Go through the data below. List every line that holds the word "time".

── INPUT ──

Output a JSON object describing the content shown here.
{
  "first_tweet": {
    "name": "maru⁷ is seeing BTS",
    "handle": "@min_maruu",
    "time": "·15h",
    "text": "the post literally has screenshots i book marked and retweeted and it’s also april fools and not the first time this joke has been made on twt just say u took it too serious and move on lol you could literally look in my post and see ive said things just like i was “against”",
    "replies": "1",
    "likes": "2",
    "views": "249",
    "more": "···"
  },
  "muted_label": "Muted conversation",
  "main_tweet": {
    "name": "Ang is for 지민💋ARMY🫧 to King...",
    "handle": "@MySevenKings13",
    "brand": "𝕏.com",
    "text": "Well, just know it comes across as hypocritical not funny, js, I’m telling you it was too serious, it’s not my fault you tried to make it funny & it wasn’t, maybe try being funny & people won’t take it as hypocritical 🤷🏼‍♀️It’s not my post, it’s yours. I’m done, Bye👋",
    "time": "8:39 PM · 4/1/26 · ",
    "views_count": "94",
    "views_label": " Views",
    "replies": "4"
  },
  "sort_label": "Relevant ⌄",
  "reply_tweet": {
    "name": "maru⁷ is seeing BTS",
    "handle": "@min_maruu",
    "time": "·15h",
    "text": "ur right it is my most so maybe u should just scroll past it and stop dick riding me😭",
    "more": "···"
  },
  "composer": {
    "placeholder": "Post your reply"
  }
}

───

**YOUR RESPONSE**
    "time": "·15h",
    "text": "the post literally has screenshots i book marked and retweeted and it’s also april fools and not the first time this joke has been made on twt just say u took it too serious and move on lol you could literally look in my post and see ive said things just like i was “against”",
    "time": "8:39 PM · 4/1/26 · ",
    "time": "·15h",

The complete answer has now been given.